This can’t be another bi-annual flash in the pan for the thirty-year-old. With age and experience must come consistency.
As for criticism of the tournament structure, it’s misguided. Yes I’d love more nations to be a part of the WORLD Cup but as it is, the set-up is correct. Quite simply, everybody plays everybody and the best four teams qualify for the semi-finals. Call it predictable but isn’t this how it should be?
Smaller groups with less teams lead to one shock effecting the whole tournament. Don’t get me wrong, I’m truly a sporting romantic and love the underdog to prevail but the structure of the 2019 Cricket World Cup is fine. Some teams just need to play better and unfortunately teams like West Indies, Afghanistan and Sri Lanka took too long to do so!

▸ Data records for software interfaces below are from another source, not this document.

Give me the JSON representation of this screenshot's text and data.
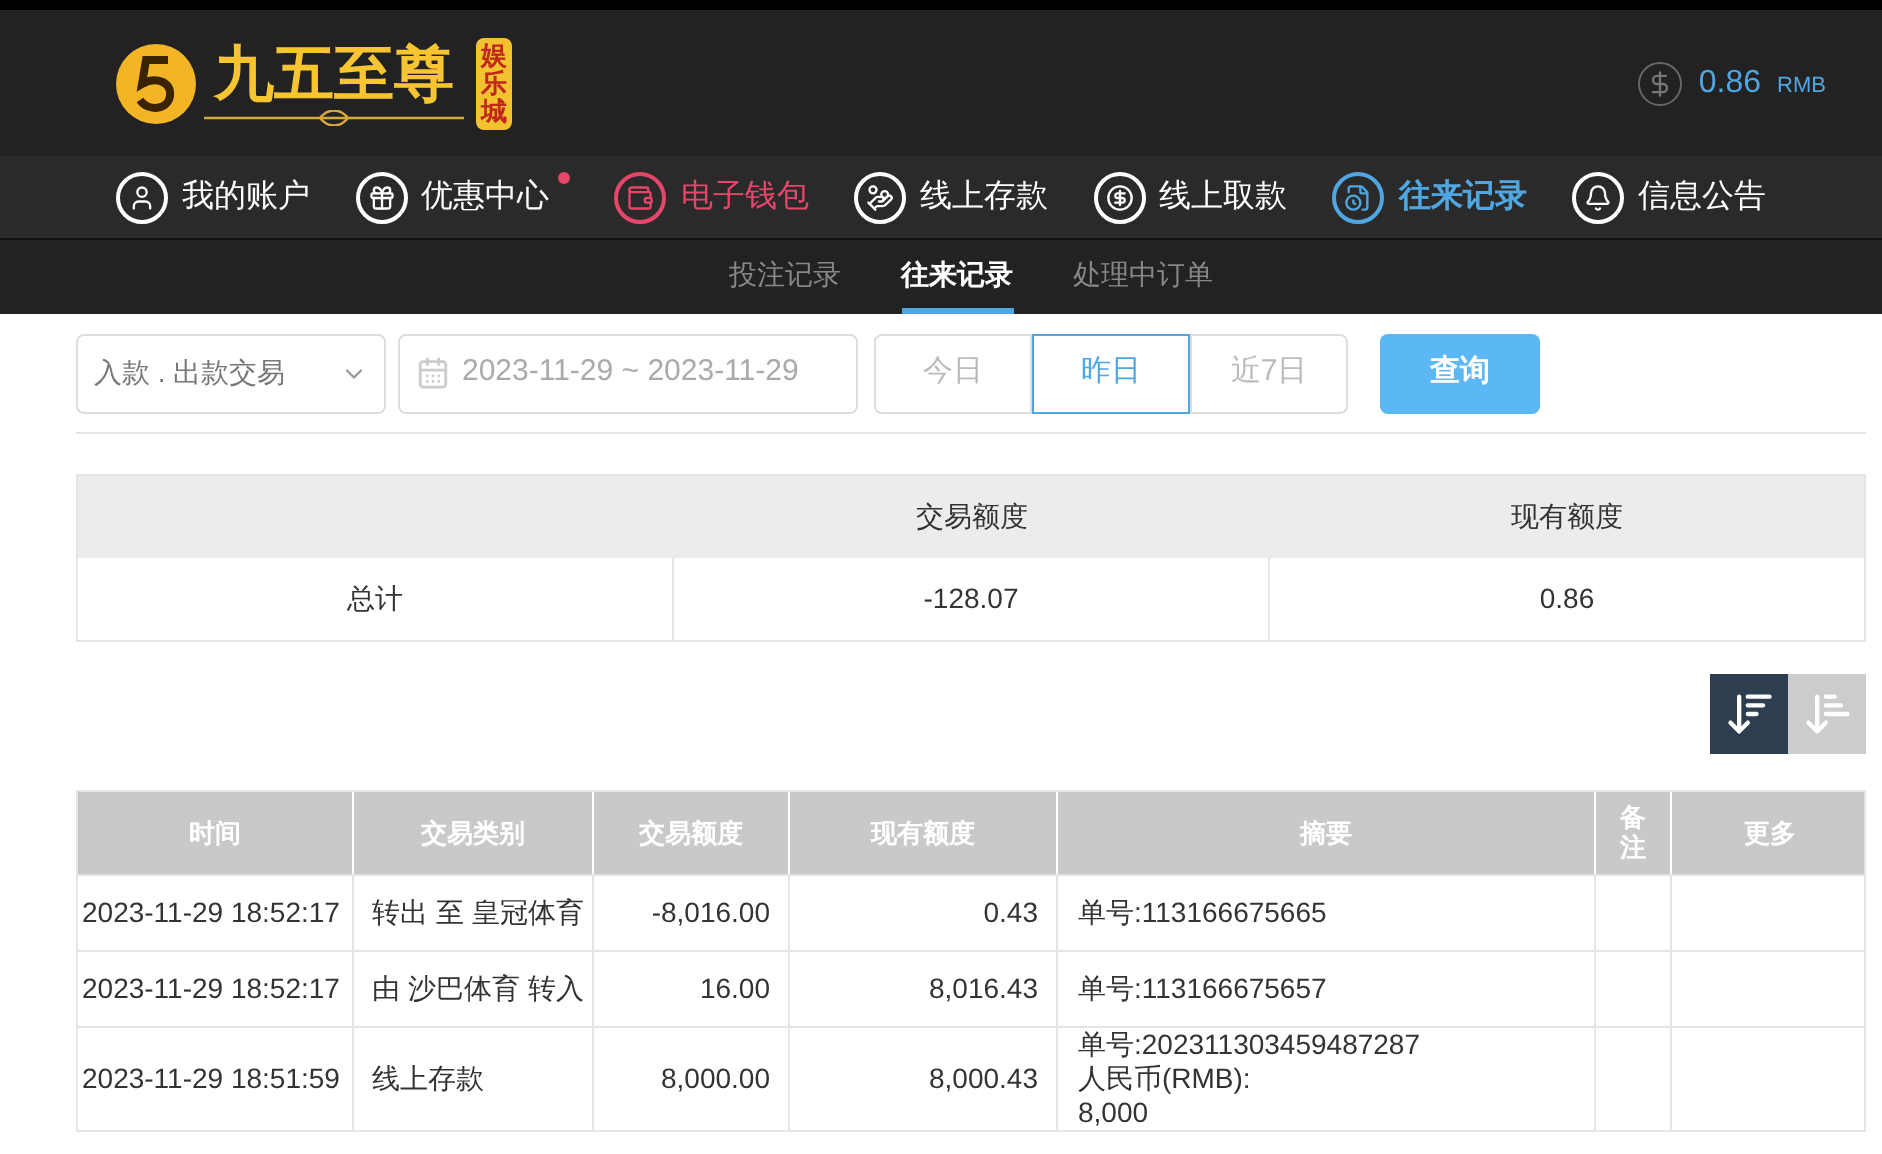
{
  "header": {
    "logo_text": "九五至尊",
    "logo_badge": "娱乐城",
    "balance": "0.86",
    "currency": "RMB"
  },
  "nav": [
    {
      "label": "我的账户",
      "selected": false,
      "dot": false
    },
    {
      "label": "优惠中心",
      "selected": false,
      "dot": true
    },
    {
      "label": "电子钱包",
      "selected": false,
      "dot": false,
      "color": "#e8456b"
    },
    {
      "label": "线上存款",
      "selected": false,
      "dot": false
    },
    {
      "label": "线上取款",
      "selected": false,
      "dot": false
    },
    {
      "label": "往来记录",
      "selected": true,
      "dot": false,
      "color": "#4fa6e0"
    },
    {
      "label": "信息公告",
      "selected": false,
      "dot": false
    }
  ],
  "subnav": [
    {
      "label": "投注记录",
      "selected": false
    },
    {
      "label": "往来记录",
      "selected": true
    },
    {
      "label": "处理中订单",
      "selected": false
    }
  ],
  "filters": {
    "type_select": "入款 . 出款交易",
    "date_range": "2023-11-29 ~ 2023-11-29",
    "quick_ranges": [
      {
        "label": "今日",
        "selected": false
      },
      {
        "label": "昨日",
        "selected": true
      },
      {
        "label": "近7日",
        "selected": false
      }
    ],
    "query_button": "查询"
  },
  "summary": {
    "columns": [
      "交易额度",
      "现有额度"
    ],
    "row": {
      "label": "总计",
      "amount": "-128.07",
      "balance": "0.86"
    }
  },
  "sort_buttons": [
    {
      "kind": "desc",
      "selected": true
    },
    {
      "kind": "asc",
      "selected": false
    }
  ],
  "table": {
    "columns": [
      "时间",
      "交易类别",
      "交易额度",
      "现有额度",
      "摘要",
      "备注",
      "更多"
    ],
    "rows": [
      {
        "time": "2023-11-29 18:52:17",
        "type": "转出 至 皇冠体育",
        "amount": "-8,016.00",
        "balance": "0.43",
        "summary": [
          "单号:113166675665"
        ]
      },
      {
        "time": "2023-11-29 18:52:17",
        "type": "由 沙巴体育 转入",
        "amount": "16.00",
        "balance": "8,016.43",
        "summary": [
          "单号:113166675657"
        ]
      },
      {
        "time": "2023-11-29 18:51:59",
        "type": "线上存款",
        "amount": "8,000.00",
        "balance": "8,000.43",
        "summary": [
          "单号:202311303459487287",
          "人民币(RMB):",
          "8,000"
        ]
      }
    ]
  }
}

Following a hard fought win against Ireland we now travel to the Netherlands for round five of the inaugural North Western Hemisphere Test Championship. After defeat in our opening match we’ve since won three games on the bounce. We’re keen to get another win under our belt before switching our attention to the newly announced Global ODI Invitational.

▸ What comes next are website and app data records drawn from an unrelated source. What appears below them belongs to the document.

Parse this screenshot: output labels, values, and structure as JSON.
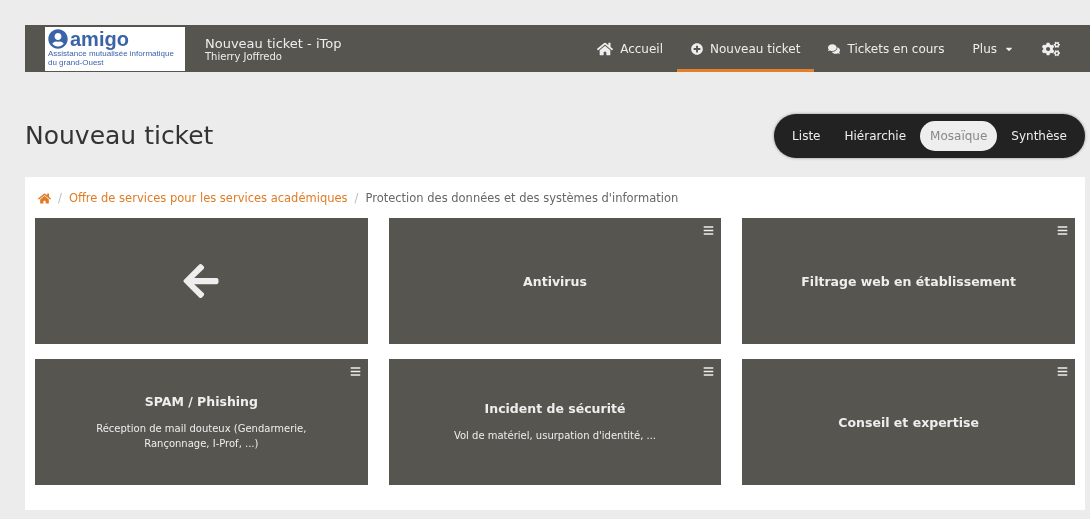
{
  "header": {
    "logo": {
      "name": "amigo",
      "tagline": "Assistance mutualisée informatique du grand-Ouest"
    },
    "title": "Nouveau ticket - iTop",
    "user": "Thierry Joffredo"
  },
  "nav": [
    {
      "kind": "home",
      "label": "Accueil",
      "selected": false
    },
    {
      "kind": "new",
      "label": "Nouveau ticket",
      "selected": true
    },
    {
      "kind": "chat",
      "label": "Tickets en cours",
      "selected": false
    },
    {
      "kind": "menu",
      "label": "Plus",
      "selected": false
    },
    {
      "kind": "settings",
      "selected": false
    }
  ],
  "page_title": "Nouveau ticket",
  "view_switch": [
    {
      "label": "Liste",
      "selected": false
    },
    {
      "label": "Hiérarchie",
      "selected": false
    },
    {
      "label": "Mosaïque",
      "selected": true
    },
    {
      "label": "Synthèse",
      "selected": false
    }
  ],
  "breadcrumb": [
    {
      "kind": "home"
    },
    {
      "kind": "link",
      "separator": "/",
      "label": "Offre de services pour les services académiques"
    },
    {
      "kind": "current",
      "separator": "/",
      "label": "Protection des données et des systèmes d'information"
    }
  ],
  "tiles": [
    {
      "kind": "back"
    },
    {
      "kind": "service",
      "title": "Antivirus"
    },
    {
      "kind": "service",
      "title": "Filtrage web en établissement"
    },
    {
      "kind": "service",
      "title": "SPAM / Phishing",
      "description": "Réception de mail douteux (Gendarmerie, Rançonnage, I-Prof, ...)"
    },
    {
      "kind": "service",
      "title": "Incident de sécurité",
      "description": "Vol de matériel, usurpation d'identité, ..."
    },
    {
      "kind": "service",
      "title": "Conseil et expertise"
    }
  ]
}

Our squad for the NWHTC match in the Netherlands is as follows:
Joe Root (Captain)
Jonny Bairstow (Wicketkeeper)
Ben Stokes returns to the side and will bat at three with Ben Duckett moving to his preferred position of opener. Essex’s Jamie Porter comes into the squad for his Test debut and will take the new ball alongside Stuart Broad. Porter replaces James Anderson who is rested as a precautionary measure following injury sustained against Ireland.
Liam Livingstone returns to the full England squad and provides strong cover should injury or illness occur. Liam is a versatile all-round cricketer capable of batting in a variety of positions, bowling both leg and off-spin and is an excellent fielder. Craig Overton also returns to the Test squad on the back of consistent contributions at domestic level. We envisage both players pushing for a place in the team during the Global ODI Invitational.
Unfortunately Rory Burns drops out of the squad. The door is not closed on Rory and it’s up to him to churn out the runs in the County Championship during the Global ODI Invitational in order to make a case to regain his Test spot. Liam Dawson, having acted as 12th man for the Ireland fixture, returns to Hampshire to get some game time ahead of our white-ball adventures.
We’re expecting a soft grassy pitch devoid of cracks in Northern Europe. It’s a tricky one in terms of selection but bring it on!
Following the huge success of the early stages of the North Western Hemisphere Test Championship, I’m delighted to announce our participation in another new cricket competition, the Global ODI Invitational. As well as ourselves the following national cricket teams will be competing in this exciting new 50 over tournament.
Papua New Guinea
United States of America
The competition will compromise two round robins, that’s fourteen matches each, seven on home shores and as many in far flung corners of the globe. There will then follow semi-finals and a final.
The first half of the league stage will be played at the halfway stage of the NWHTC. We’ll then return to the longer format before switching once again to the shorter format in what will be an exciting build up to the finals of each new tournament. We hope to feature in both.
I know that the team are extremely excited at the prospect of wearing our new kit!
For now though it’s back to whites as we aim for a fourth straight North Western Hemisphere Test Championship win, this time in the Netherlands. Our squad for that match will be announced shortly. Our squad for our opening Global ODI Invitational match will be named after the our Dutch exam.